Down at The Beehive, Kola Koca will be mixing up any genres that cross their paths into smooth, jazzed out, folked off, rocked up, lyrically poignant masterpieces. More eclecticism can still be found at The Beehive on Friday with The Parlour Kats, whilst down at The Rolleston the Mason-Dixon line collides with The M4 corridor to shape the inimitable southern blues, rock and gospel sound that is Pignose.

 

More old time revivalism at The Victoria, this time with the skiffle, audience participation and general mayhem of Ode and The Bebops. If you can’t shake your moneymaker then a plastic bottle with some stones in it will do just as well.

 

Something wicked this way comes (these literary references are just flying out today) to The 12 Bar as local Hip-hop/Rap icon, AJ descends with a full band to bring to life his latest album, Tangle Your Cassette.
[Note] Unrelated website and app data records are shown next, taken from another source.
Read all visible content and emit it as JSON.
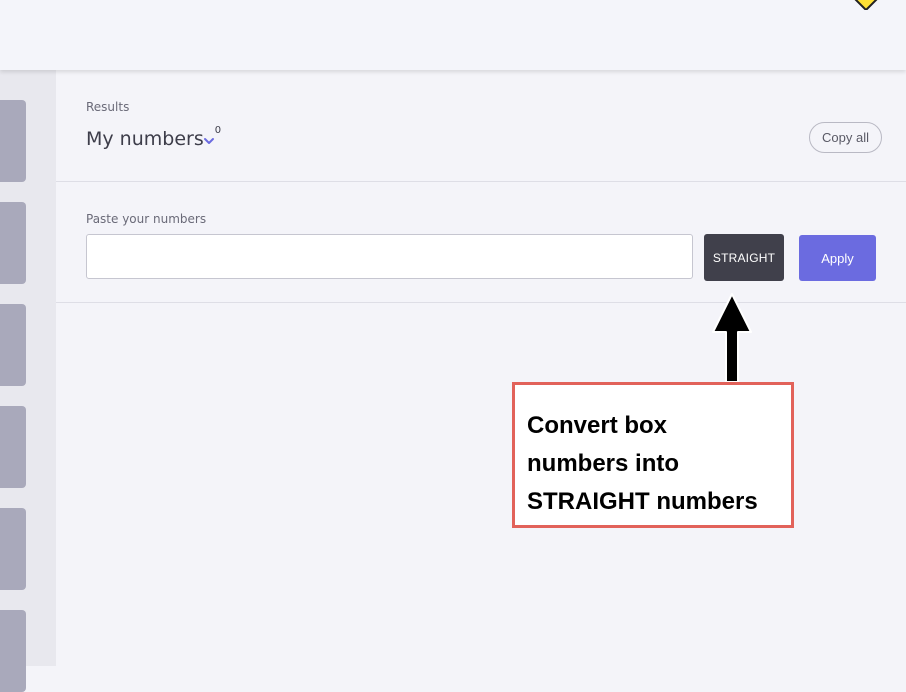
{
  "results": {
    "label": "Results",
    "title": "My numbers",
    "count": "0",
    "copy_all_label": "Copy all"
  },
  "paste": {
    "label": "Paste your numbers",
    "input_value": "",
    "straight_label": "STRAIGHT",
    "apply_label": "Apply"
  },
  "annotation": {
    "lines": [
      "Convert box",
      "numbers into",
      "STRAIGHT numbers"
    ]
  },
  "icons": {
    "top_right": "diamond-icon",
    "title_dropdown": "chevron-down-icon",
    "annotation_arrow": "arrow-up-icon"
  },
  "colors": {
    "accent": "#6b6be0",
    "straight_button": "#40404b",
    "sidebar_tab": "#a9a9bb",
    "callout_border": "#e2625a",
    "diamond": "#ffe135"
  }
}
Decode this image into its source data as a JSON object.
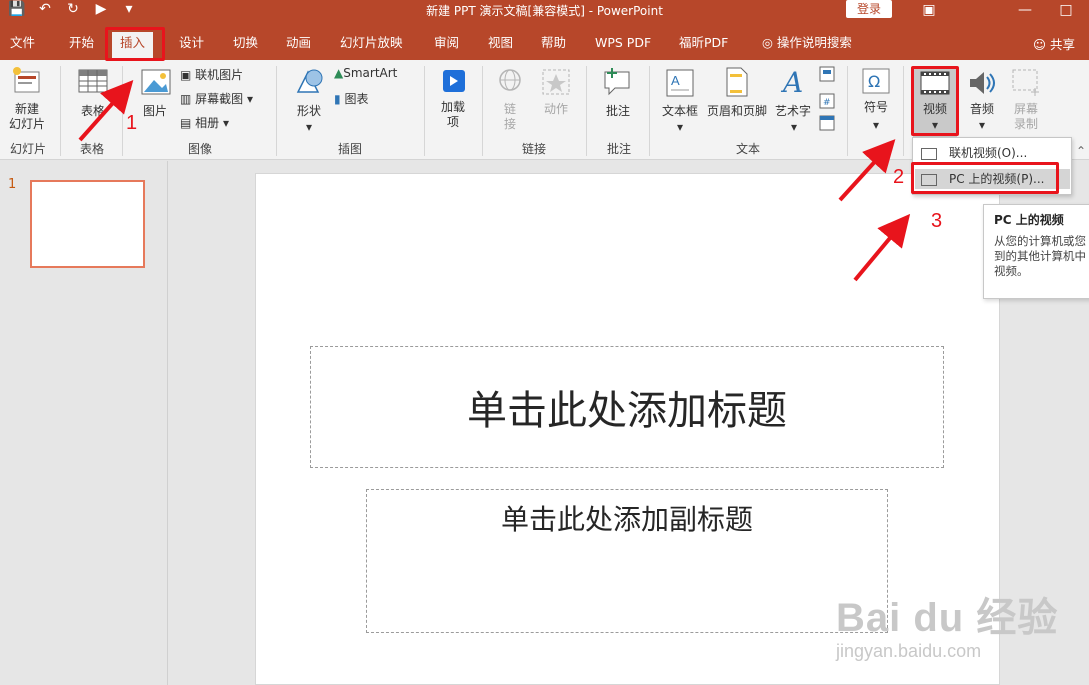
{
  "window": {
    "title": "新建 PPT 演示文稿[兼容模式] - PowerPoint",
    "login_label": "登录",
    "share_label": "共享"
  },
  "tabs": [
    "文件",
    "开始",
    "插入",
    "设计",
    "切换",
    "动画",
    "幻灯片放映",
    "审阅",
    "视图",
    "帮助",
    "WPS PDF",
    "福昕PDF",
    "操作说明搜索"
  ],
  "active_tab": "插入",
  "ribbon": {
    "new_slide": "新建\n幻灯片",
    "group_slides": "幻灯片",
    "table": "表格",
    "group_table": "表格",
    "picture": "图片",
    "online_picture": "联机图片",
    "screenshot": "屏幕截图",
    "album": "相册",
    "group_image": "图像",
    "shapes": "形状",
    "smartart": "SmartArt",
    "chart": "图表",
    "group_illustrations": "插图",
    "addins": "加载\n项",
    "link": "链\n接",
    "action": "动作",
    "group_links": "链接",
    "comment": "批注",
    "group_comments": "批注",
    "textbox": "文本框",
    "header_footer": "页眉和页脚",
    "wordart": "艺术字",
    "group_text": "文本",
    "symbols": "符号",
    "video": "视频",
    "audio": "音频",
    "screen_recording": "屏幕\n录制"
  },
  "dropdown": {
    "online_video": "联机视频(O)...",
    "pc_video": "PC 上的视频(P)..."
  },
  "tooltip": {
    "title": "PC 上的视频",
    "line1": "从您的计算机或您",
    "line2": "到的其他计算机中",
    "line3": "视频。"
  },
  "slides_panel": {
    "slide_number": "1"
  },
  "slide": {
    "title_placeholder": "单击此处添加标题",
    "subtitle_placeholder": "单击此处添加副标题"
  },
  "annotations": {
    "step1": "1",
    "step2": "2",
    "step3": "3"
  },
  "watermark": {
    "main": "Bai du 经验",
    "url": "jingyan.baidu.com"
  },
  "colors": {
    "accent": "#b7472a",
    "annotation": "#e8141c"
  }
}
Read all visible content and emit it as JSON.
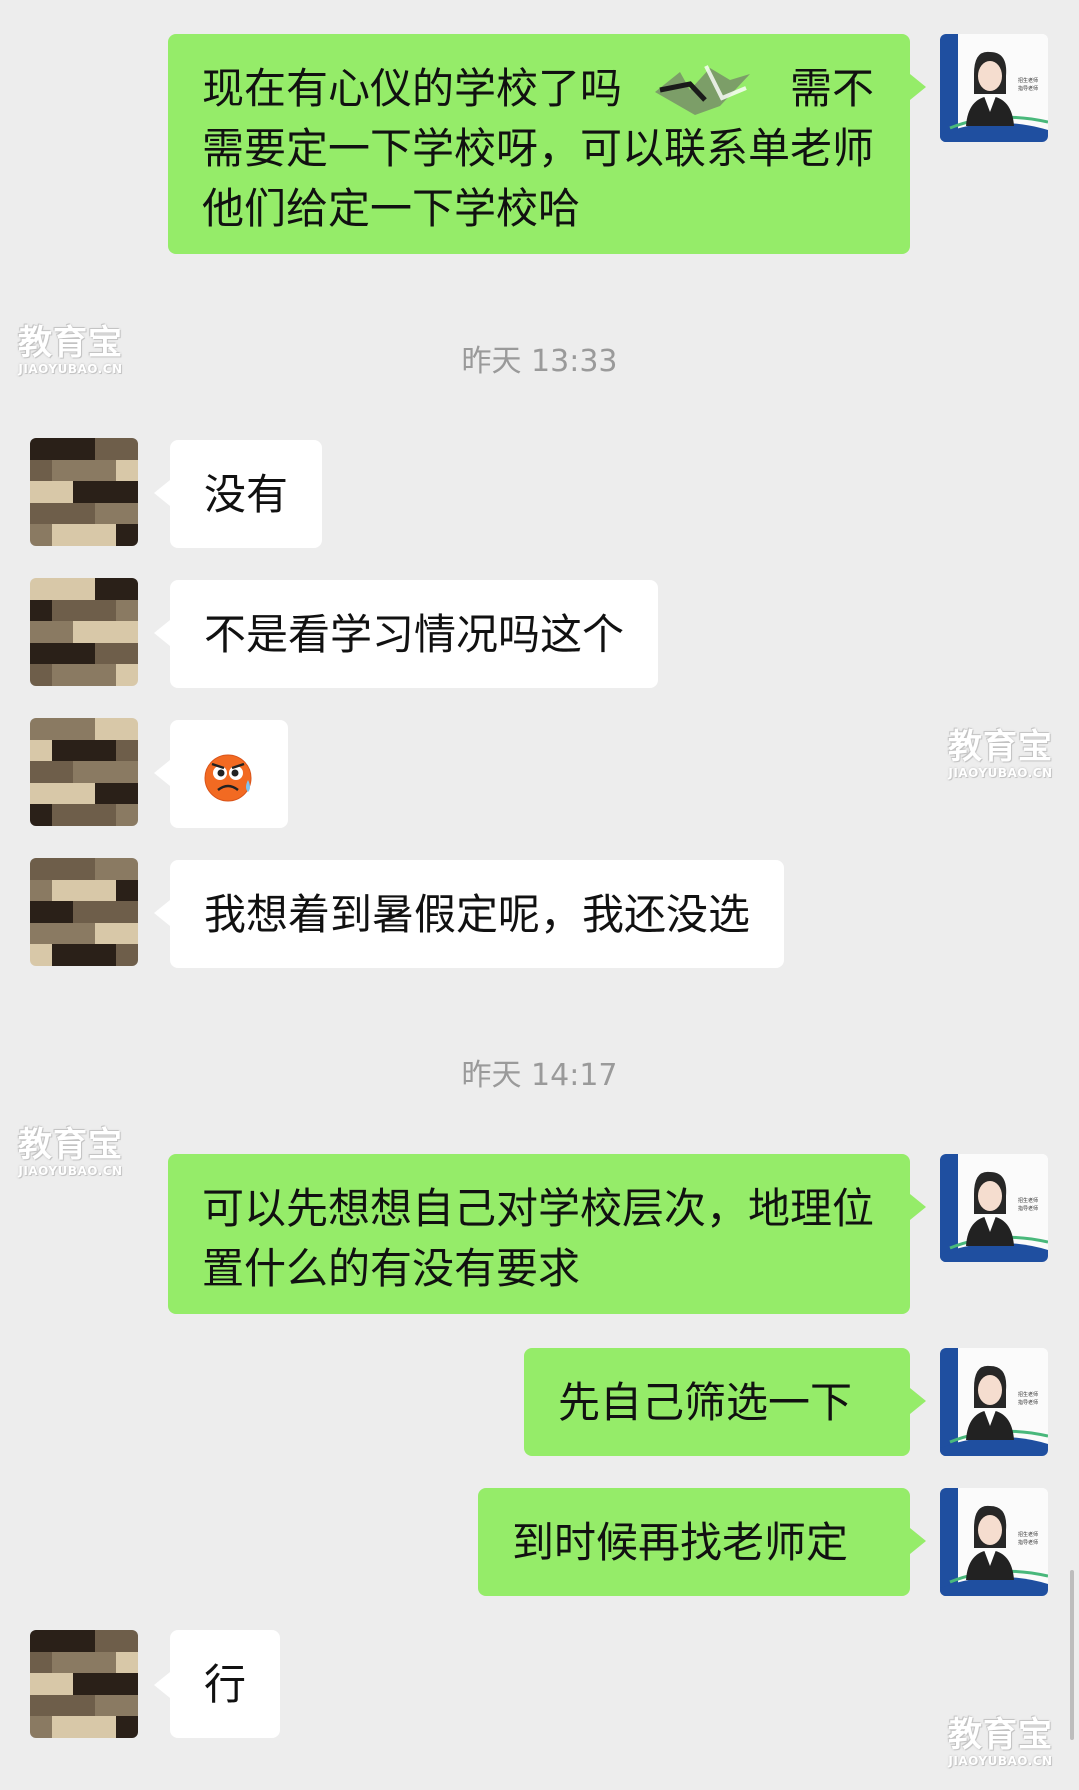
{
  "watermark": {
    "main": "教育宝",
    "sub": "JIAOYUBAO.CN"
  },
  "timestamps": [
    "昨天 13:33",
    "昨天 14:17"
  ],
  "messages": {
    "m1": "现在有心仪的学校了吗　　　　需不需要定一下学校呀，可以联系单老师他们给定一下学校哈",
    "m2": "没有",
    "m3": "不是看学习情况吗这个",
    "m4_emoji": "sweat-angry-face-emoji",
    "m5": "我想着到暑假定呢，我还没选",
    "m6": "可以先想想自己对学校层次，地理位置什么的有没有要求",
    "m7": "先自己筛选一下",
    "m8": "到时候再找老师定",
    "m9": "行"
  },
  "colors": {
    "background": "#ededed",
    "me_bubble": "#95ec69",
    "them_bubble": "#ffffff",
    "teacher_blue": "#1f4fa0"
  },
  "icons": [
    "teacher-avatar",
    "user-avatar-pixelated",
    "sweat-angry-face-emoji"
  ]
}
The MECA, meanwhile,  has another of it’s trademark roller discos.

 

Saturday is all about the big guns as the 12 Bar plays host to another Southwest Hardcore event.  Pop Punk meets Hardcore, as MaLoKai, Snap Back, Go Out With a Bang and Starlight City bring the noise. At the opposite end of the spectrum, in Faringdon Park there is The 2012 Children’s Fete. All ages entertainment from maypoles and circus workshops, storytelling and dancers, fairground and live bands, but more importantly…free cake.

 

Sunday’s Beehive afternoon session is ably filled by Mr. Love and Justice and if the idea of historical, socio-political, agri-folk appeals then this is the band for you. Imagine Richard Jefferies fronting The Byrds  – Sweetheart of the Roundway Down perhaps? Or Thomas Hardy writing for the Beatles; Hey, Jude (The Obscure?) Best just go along and work it out for yourselves. Farmers for fifteen minutes? Ok, enough.

 

The evening sees Charlie Bath and The City Marshals launching her new e.p. The Good Fall. Expect seductive melodies, understated music and emotive atmospheres to be the order of the day. Support comes from Phil King and Emily Sykes and it all happens at The Victoria. Meanwhile at the Rolleston, Ash Mandrake will be weaving his prog-folk, story telling magic through the use of twisted mythologies, home made guitars and strange hats. Both bizarre and utterly spellbinding.

 

And it remains a good week for rock fans as Monday at The 12 Bar; the mighty Mortdelamer will be building their wonderfully mellifluous yet often threatening soundscapes. Also on the bill are the darkly epic Scythes and the atmospheric and luscious slow burn majesty of IX.

 

And the final quote comes from Michael Fish.” Reports of a hurricane are unfounded” Yeah, right!